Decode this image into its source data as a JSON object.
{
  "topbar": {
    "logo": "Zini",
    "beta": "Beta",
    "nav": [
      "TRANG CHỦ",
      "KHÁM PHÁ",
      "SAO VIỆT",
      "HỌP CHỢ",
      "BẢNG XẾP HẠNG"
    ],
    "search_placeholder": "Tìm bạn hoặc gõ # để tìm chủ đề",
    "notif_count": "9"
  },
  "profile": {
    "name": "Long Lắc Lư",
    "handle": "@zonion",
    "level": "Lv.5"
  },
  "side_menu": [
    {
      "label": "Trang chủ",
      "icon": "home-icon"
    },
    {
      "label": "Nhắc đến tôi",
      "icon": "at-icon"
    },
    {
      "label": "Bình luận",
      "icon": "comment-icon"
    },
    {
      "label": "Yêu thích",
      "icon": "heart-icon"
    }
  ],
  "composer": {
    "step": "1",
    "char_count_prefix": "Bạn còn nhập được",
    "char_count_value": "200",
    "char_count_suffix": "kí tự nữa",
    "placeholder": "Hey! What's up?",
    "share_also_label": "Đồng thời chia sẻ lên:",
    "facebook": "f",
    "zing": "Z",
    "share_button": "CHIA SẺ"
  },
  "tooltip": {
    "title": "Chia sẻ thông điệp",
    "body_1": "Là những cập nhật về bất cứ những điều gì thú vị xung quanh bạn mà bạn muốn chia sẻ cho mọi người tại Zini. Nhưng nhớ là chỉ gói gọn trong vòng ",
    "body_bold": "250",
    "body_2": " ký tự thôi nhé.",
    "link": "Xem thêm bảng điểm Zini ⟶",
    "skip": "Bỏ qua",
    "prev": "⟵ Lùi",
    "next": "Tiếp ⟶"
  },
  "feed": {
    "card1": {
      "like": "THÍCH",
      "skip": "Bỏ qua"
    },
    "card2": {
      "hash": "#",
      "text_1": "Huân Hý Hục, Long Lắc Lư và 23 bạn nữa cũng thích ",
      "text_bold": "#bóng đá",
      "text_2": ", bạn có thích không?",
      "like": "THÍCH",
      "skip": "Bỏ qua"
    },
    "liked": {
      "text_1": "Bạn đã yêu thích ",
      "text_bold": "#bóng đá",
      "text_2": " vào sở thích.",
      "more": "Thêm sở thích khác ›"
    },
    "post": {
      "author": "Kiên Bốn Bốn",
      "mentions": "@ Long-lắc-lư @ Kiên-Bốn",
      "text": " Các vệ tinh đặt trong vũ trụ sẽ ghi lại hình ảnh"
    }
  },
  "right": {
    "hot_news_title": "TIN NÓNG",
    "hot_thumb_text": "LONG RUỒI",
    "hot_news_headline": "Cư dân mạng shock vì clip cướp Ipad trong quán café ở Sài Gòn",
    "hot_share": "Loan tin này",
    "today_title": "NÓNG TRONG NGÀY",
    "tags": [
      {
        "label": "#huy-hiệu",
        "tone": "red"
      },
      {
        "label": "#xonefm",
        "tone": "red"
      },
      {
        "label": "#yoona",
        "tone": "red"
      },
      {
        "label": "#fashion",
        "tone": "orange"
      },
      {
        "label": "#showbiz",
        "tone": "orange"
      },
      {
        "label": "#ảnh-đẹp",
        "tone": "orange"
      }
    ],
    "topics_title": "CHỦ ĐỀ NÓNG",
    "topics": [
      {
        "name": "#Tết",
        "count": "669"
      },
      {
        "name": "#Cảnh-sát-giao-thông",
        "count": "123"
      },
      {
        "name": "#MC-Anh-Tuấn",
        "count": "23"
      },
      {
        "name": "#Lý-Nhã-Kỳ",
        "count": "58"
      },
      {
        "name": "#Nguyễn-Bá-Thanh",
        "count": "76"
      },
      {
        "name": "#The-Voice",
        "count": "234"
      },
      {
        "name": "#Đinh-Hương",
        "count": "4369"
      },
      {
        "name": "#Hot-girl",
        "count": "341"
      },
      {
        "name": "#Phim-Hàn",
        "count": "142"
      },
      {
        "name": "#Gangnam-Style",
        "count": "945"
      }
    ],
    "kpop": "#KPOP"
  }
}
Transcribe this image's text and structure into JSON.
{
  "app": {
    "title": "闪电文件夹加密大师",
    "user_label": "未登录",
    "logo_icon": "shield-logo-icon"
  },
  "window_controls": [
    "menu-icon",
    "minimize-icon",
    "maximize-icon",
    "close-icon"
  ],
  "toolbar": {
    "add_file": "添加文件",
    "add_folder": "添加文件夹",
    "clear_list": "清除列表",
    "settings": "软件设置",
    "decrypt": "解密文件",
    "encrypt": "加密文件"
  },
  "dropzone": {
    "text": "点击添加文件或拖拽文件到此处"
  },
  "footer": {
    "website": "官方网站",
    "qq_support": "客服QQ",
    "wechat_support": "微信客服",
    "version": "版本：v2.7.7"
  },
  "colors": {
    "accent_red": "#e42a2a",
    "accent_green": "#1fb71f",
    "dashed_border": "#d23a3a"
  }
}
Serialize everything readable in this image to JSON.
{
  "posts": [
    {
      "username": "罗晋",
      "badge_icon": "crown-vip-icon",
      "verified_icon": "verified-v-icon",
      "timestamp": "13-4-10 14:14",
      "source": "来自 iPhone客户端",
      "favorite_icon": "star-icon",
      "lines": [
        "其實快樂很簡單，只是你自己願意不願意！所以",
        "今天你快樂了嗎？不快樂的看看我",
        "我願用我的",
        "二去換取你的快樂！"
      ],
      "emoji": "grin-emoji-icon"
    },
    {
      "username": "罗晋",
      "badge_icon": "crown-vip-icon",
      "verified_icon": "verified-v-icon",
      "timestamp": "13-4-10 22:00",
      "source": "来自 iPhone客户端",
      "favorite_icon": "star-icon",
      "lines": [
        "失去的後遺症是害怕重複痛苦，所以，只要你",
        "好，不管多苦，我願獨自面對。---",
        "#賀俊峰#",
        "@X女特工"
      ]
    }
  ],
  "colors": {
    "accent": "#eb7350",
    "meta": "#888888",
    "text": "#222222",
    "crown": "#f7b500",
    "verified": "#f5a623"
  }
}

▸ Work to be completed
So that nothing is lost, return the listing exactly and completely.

▸ Answer area
Decode this image into its source data as a JSON object.
{
  "topbar": {
    "logo": "Zini",
    "beta": "Beta",
    "nav": [
      "TRANG CHỦ",
      "KHÁM PHÁ",
      "SAO VIỆT",
      "HỌP CHỢ",
      "BẢNG XẾP HẠNG"
    ],
    "search_placeholder": "Tìm bạn hoặc gõ # để tìm chủ đề",
    "notif_count": "9"
  },
  "profile": {
    "name": "Long Lắc Lư",
    "handle": "@zonion",
    "level": "Lv.5"
  },
  "side_menu": [
    {
      "label": "Trang chủ",
      "icon": "home-icon"
    },
    {
      "label": "Nhắc đến tôi",
      "icon": "at-icon"
    },
    {
      "label": "Bình luận",
      "icon": "comment-icon"
    },
    {
      "label": "Yêu thích",
      "icon": "heart-icon"
    }
  ],
  "composer": {
    "step": "1",
    "char_count_prefix": "Bạn còn nhập được",
    "char_count_value": "200",
    "char_count_suffix": "kí tự nữa",
    "placeholder": "Hey! What's up?",
    "share_also_label": "Đồng thời chia sẻ lên:",
    "facebook": "f",
    "zing": "Z",
    "share_button": "CHIA SẺ"
  },
  "tooltip": {
    "title": "Chia sẻ thông điệp",
    "body_1": "Là những cập nhật về bất cứ những điều gì thú vị xung quanh bạn mà bạn muốn chia sẻ cho mọi người tại Zini. Nhưng nhớ là chỉ gói gọn trong vòng ",
    "body_bold": "250",
    "body_2": " ký tự thôi nhé.",
    "link": "Xem thêm bảng điểm Zini ⟶",
    "skip": "Bỏ qua",
    "prev": "⟵ Lùi",
    "next": "Tiếp ⟶"
  },
  "feed": {
    "card1": {
      "like": "THÍCH",
      "skip": "Bỏ qua"
    },
    "card2": {
      "hash": "#",
      "text_1": "Huân Hý Hục, Long Lắc Lư và 23 bạn nữa cũng thích ",
      "text_bold": "#bóng đá",
      "text_2": ", bạn có thích không?",
      "like": "THÍCH",
      "skip": "Bỏ qua"
    },
    "liked": {
      "text_1": "Bạn đã yêu thích ",
      "text_bold": "#bóng đá",
      "text_2": " vào sở thích.",
      "more": "Thêm sở thích khác ›"
    },
    "post": {
      "author": "Kiên Bốn Bốn",
      "mentions": "@ Long-lắc-lư @ Kiên-Bốn",
      "text": " Các vệ tinh đặt trong vũ trụ sẽ ghi lại hình ảnh"
    }
  },
  "right": {
    "hot_news_title": "TIN NÓNG",
    "hot_thumb_text": "LONG RUỒI",
    "hot_news_headline": "Cư dân mạng shock vì clip cướp Ipad trong quán café ở Sài Gòn",
    "hot_share": "Loan tin này",
    "today_title": "NÓNG TRONG NGÀY",
    "tags": [
      {
        "label": "#huy-hiệu",
        "tone": "red"
      },
      {
        "label": "#xonefm",
        "tone": "red"
      },
      {
        "label": "#yoona",
        "tone": "red"
      },
      {
        "label": "#fashion",
        "tone": "orange"
      },
      {
        "label": "#showbiz",
        "tone": "orange"
      },
      {
        "label": "#ảnh-đẹp",
        "tone": "orange"
      }
    ],
    "topics_title": "CHỦ ĐỀ NÓNG",
    "topics": [
      {
        "name": "#Tết",
        "count": "669"
      },
      {
        "name": "#Cảnh-sát-giao-thông",
        "count": "123"
      },
      {
        "name": "#MC-Anh-Tuấn",
        "count": "23"
      },
      {
        "name": "#Lý-Nhã-Kỳ",
        "count": "58"
      },
      {
        "name": "#Nguyễn-Bá-Thanh",
        "count": "76"
      },
      {
        "name": "#The-Voice",
        "count": "234"
      },
      {
        "name": "#Đinh-Hương",
        "count": "4369"
      },
      {
        "name": "#Hot-girl",
        "count": "341"
      },
      {
        "name": "#Phim-Hàn",
        "count": "142"
      },
      {
        "name": "#Gangnam-Style",
        "count": "945"
      }
    ],
    "kpop": "#KPOP"
  }
}
Transcribe this image's text and structure into JSON.
{
  "app": {
    "title": "闪电文件夹加密大师",
    "user_label": "未登录",
    "logo_icon": "shield-logo-icon"
  },
  "window_controls": [
    "menu-icon",
    "minimize-icon",
    "maximize-icon",
    "close-icon"
  ],
  "toolbar": {
    "add_file": "添加文件",
    "add_folder": "添加文件夹",
    "clear_list": "清除列表",
    "settings": "软件设置",
    "decrypt": "解密文件",
    "encrypt": "加密文件"
  },
  "dropzone": {
    "text": "点击添加文件或拖拽文件到此处"
  },
  "footer": {
    "website": "官方网站",
    "qq_support": "客服QQ",
    "wechat_support": "微信客服",
    "version": "版本：v2.7.7"
  },
  "colors": {
    "accent_red": "#e42a2a",
    "accent_green": "#1fb71f",
    "dashed_border": "#d23a3a"
  }
}
Serialize everything readable in this image to JSON.
{
  "posts": [
    {
      "username": "罗晋",
      "badge_icon": "crown-vip-icon",
      "verified_icon": "verified-v-icon",
      "timestamp": "13-4-10 14:14",
      "source": "来自 iPhone客户端",
      "favorite_icon": "star-icon",
      "lines": [
        "其實快樂很簡單，只是你自己願意不願意！所以",
        "今天你快樂了嗎？不快樂的看看我",
        "我願用我的",
        "二去換取你的快樂！"
      ],
      "emoji": "grin-emoji-icon"
    },
    {
      "username": "罗晋",
      "badge_icon": "crown-vip-icon",
      "verified_icon": "verified-v-icon",
      "timestamp": "13-4-10 22:00",
      "source": "来自 iPhone客户端",
      "favorite_icon": "star-icon",
      "lines": [
        "失去的後遺症是害怕重複痛苦，所以，只要你",
        "好，不管多苦，我願獨自面對。---",
        "#賀俊峰#",
        "@X女特工"
      ]
    }
  ],
  "colors": {
    "accent": "#eb7350",
    "meta": "#888888",
    "text": "#222222",
    "crown": "#f7b500",
    "verified": "#f5a623"
  }
}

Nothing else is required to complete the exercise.